§ DIRECTIONS
Omit the pictures, and output the rest of the entries exactly as written.

Web page and app entries
++++++++

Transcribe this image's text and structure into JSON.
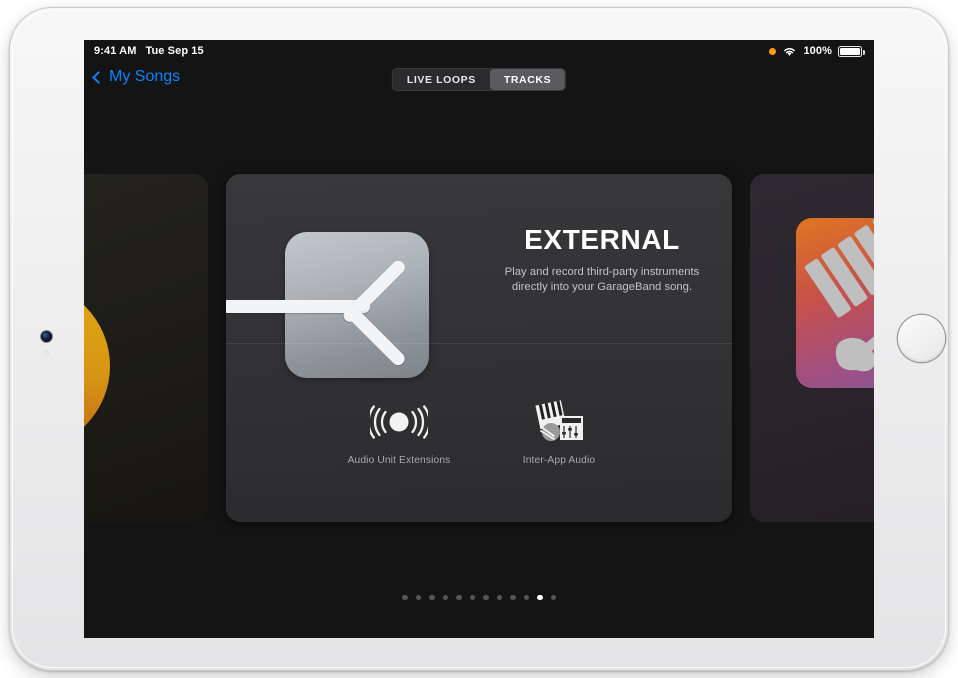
{
  "status_bar": {
    "time": "9:41 AM",
    "date": "Tue Sep 15",
    "recording_indicator": "orange-dot-icon",
    "wifi_icon": "wifi-icon",
    "battery_percent": "100%",
    "battery_icon": "battery-full-icon"
  },
  "nav": {
    "back_label": "My Songs",
    "back_icon": "chevron-left-icon",
    "segments": [
      {
        "label": "LIVE LOOPS",
        "selected": false
      },
      {
        "label": "TRACKS",
        "selected": true
      }
    ]
  },
  "carousel": {
    "left_card": {
      "name": "drummer-card",
      "icon": "drummer-silhouette-icon"
    },
    "center_card": {
      "title": "EXTERNAL",
      "subtitle": "Play and record third-party instruments directly into your GarageBand song.",
      "hero_icon": "arrow-right-tile-icon",
      "options": [
        {
          "label": "Audio Unit Extensions",
          "icon": "audio-waves-icon"
        },
        {
          "label": "Inter-App Audio",
          "icon": "keyboard-mixer-icon"
        }
      ]
    },
    "right_card": {
      "name": "keyboard-guitar-card",
      "icon": "keyboard-guitar-icon"
    }
  },
  "page_indicator": {
    "total": 12,
    "active_index": 10
  },
  "colors": {
    "accent_blue": "#0a84ff",
    "screen_background": "#141414",
    "card_background": "#333335",
    "recording_orange": "#ff9f0a",
    "drummer_gold": "#d89515",
    "instrument_gradient_start": "#e0761f",
    "instrument_gradient_end": "#7d5a9e"
  },
  "device": {
    "camera_icon": "front-camera-icon",
    "sensor_icon": "ambient-light-sensor-icon",
    "home_button": "home-button"
  }
}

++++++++

§ EXERCISE RESULT
Transcribe this image's text and structure into JSON.
{
  "status_bar": {
    "time": "9:41 AM",
    "date": "Tue Sep 15",
    "recording_indicator": "orange-dot-icon",
    "wifi_icon": "wifi-icon",
    "battery_percent": "100%",
    "battery_icon": "battery-full-icon"
  },
  "nav": {
    "back_label": "My Songs",
    "back_icon": "chevron-left-icon",
    "segments": [
      {
        "label": "LIVE LOOPS",
        "selected": false
      },
      {
        "label": "TRACKS",
        "selected": true
      }
    ]
  },
  "carousel": {
    "left_card": {
      "name": "drummer-card",
      "icon": "drummer-silhouette-icon"
    },
    "center_card": {
      "title": "EXTERNAL",
      "subtitle": "Play and record third-party instruments directly into your GarageBand song.",
      "hero_icon": "arrow-right-tile-icon",
      "options": [
        {
          "label": "Audio Unit Extensions",
          "icon": "audio-waves-icon"
        },
        {
          "label": "Inter-App Audio",
          "icon": "keyboard-mixer-icon"
        }
      ]
    },
    "right_card": {
      "name": "keyboard-guitar-card",
      "icon": "keyboard-guitar-icon"
    }
  },
  "page_indicator": {
    "total": 12,
    "active_index": 10
  },
  "colors": {
    "accent_blue": "#0a84ff",
    "screen_background": "#141414",
    "card_background": "#333335",
    "recording_orange": "#ff9f0a",
    "drummer_gold": "#d89515",
    "instrument_gradient_start": "#e0761f",
    "instrument_gradient_end": "#7d5a9e"
  },
  "device": {
    "camera_icon": "front-camera-icon",
    "sensor_icon": "ambient-light-sensor-icon",
    "home_button": "home-button"
  }
}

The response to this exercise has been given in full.